She has maintained, by various means, including through the HSDA, her Spanish skills, she said, but, for the benefit of students as well as their future patients, “I would like to see online Spanish courses integrated into the association, possibly even for dental school credit.”
Actually, there was a time, in the School of Medicine, when a medical Spanish course was available in the Department of Family Medicine, said Dr. Thais Tonore, professor of family medicine and the department's associate director of student programs.
“But we lost our grant,” she said. “We had no resources to continue, but the students went ahead on their own.

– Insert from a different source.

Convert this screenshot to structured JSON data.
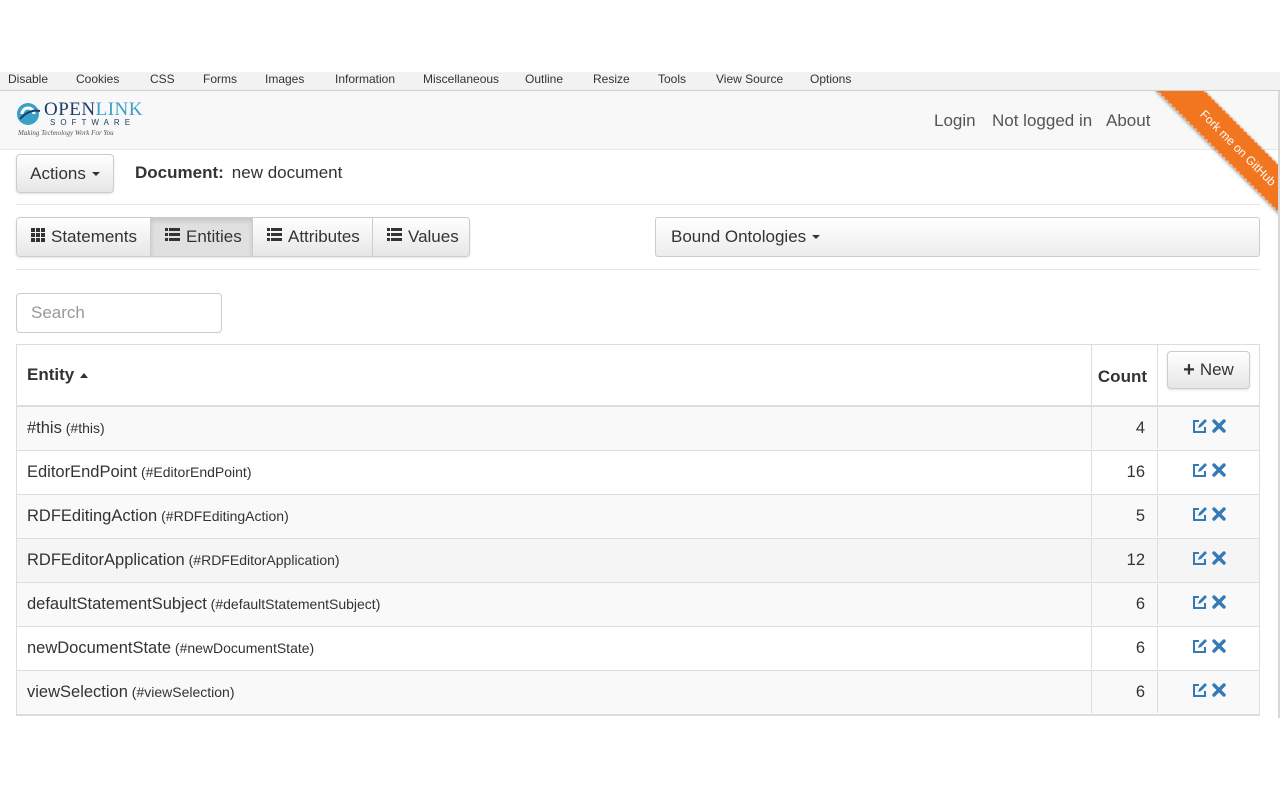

They're pretty much self-motivated.
“Many just want to reach to those who can't get health care; that's demonstrated through their work at the Jackson Free Clinic,” she said, “and we have a lot of Spanish-speaking patients there.”
During a meeting of Medical Spanish (Club de Espanol) co-president R.J. Case, portraying a patient, describes his "symptoms," as Mary Ball Markow lists them on the white board.
One of the medical students who serves as a Spanish interpreter is Ronnie “R.J.” Case, a former emergency medical technician in Oxford and the only Emergency Department employee he knew of who could speak fluent Spanish in that hospital.
“Even being able to greet the family of a patient or know something of their culture helps make a connection,” he said. “You don't have to be fluent to be helpful.”
On Feb. 14 - El dia de San Valentin - during a meeting of the Medical Spanish club, Case posed as a patient, describing his “symptoms,” including “dolor agudo” in “el pecho” to other student members.
In the end, first-year student Caleb White deduced “pulmonary embolism.” Exacto.
Two weeks later, on Mardi Gras, members of FrancoMed gathered over King Cake and a Power Point session about the holiday produced by fourth-year medical student Haley Shepherd.
Members of FrancoMed recently met to celebrate Mardi Gras. Clockwise, from bottom left are Jerrell Sims (seated), Colton Lee, Sorsha Morris, Haley Shepherd, Danielle Brown and Laurel Lackey
It's true that, at the Medical Center, you're more likely to encounter a patient from south of the border rather than from the south of France. There were 17 patient-related requests for assistance with French on the Language Line in 2016, and two more for Creole, which is French-based and spoken in Haiti. There were more than 8,200 requests for Spanish.
If those numbers don't compare well, the enthusiasm for the respective languages does. Fourth-year student Jerrell Sims, for one, has “liked the sound of French,” since he was a boy growing up in Natchez.
“Later, I learned that the French culture has a history of being accepting to Africans and African Americans,” said Sims, FrancoMed's outgoing president. “Many, including entertainer Josephine Baker, emigrated there during America's more segregated past.
“And I like languages in general; knowing different languages connects human beings around the world.”
Many of FrancoMed's members, including Shepherd and Colton Lee, who are drawn to the issues of global health, note that French is spoken in many countries [two dozen in Africa alone.]
Lee hopes to someday work with Doctors Without Borders, the international organization known for its humanitarian aid in war-torn areas.
FrancoMed member Laurel Lackey, left, describes how she used her knowledge of French during a medical emergency in Paris, as Colton Lee listens in.
And, like many of the students, including the Spanish speakers, Laurel Lackey has already found her second language useful for helping a patient - including one in Paris who happened to be her best friend.
“She got sick when we were over there together,” said Lackey, a fourth-year student, “so I took her to the nearest hospital.” In a strange setting, far from home, she was able to interpret for her friend.
For her part, Tonore has depended on her Spanish-speaking students or residents to interpret for her on church mission trips to Honduras.
“I just pantomime,” she said. “I can say 'open your mouth' and 'take deep breaths.' I can ask how old they are, if they have a fever. But I haven't been able to have a conversation.
“Still, they all smile the same. You can tell when someone's happy and appreciative, and that we can share without words.”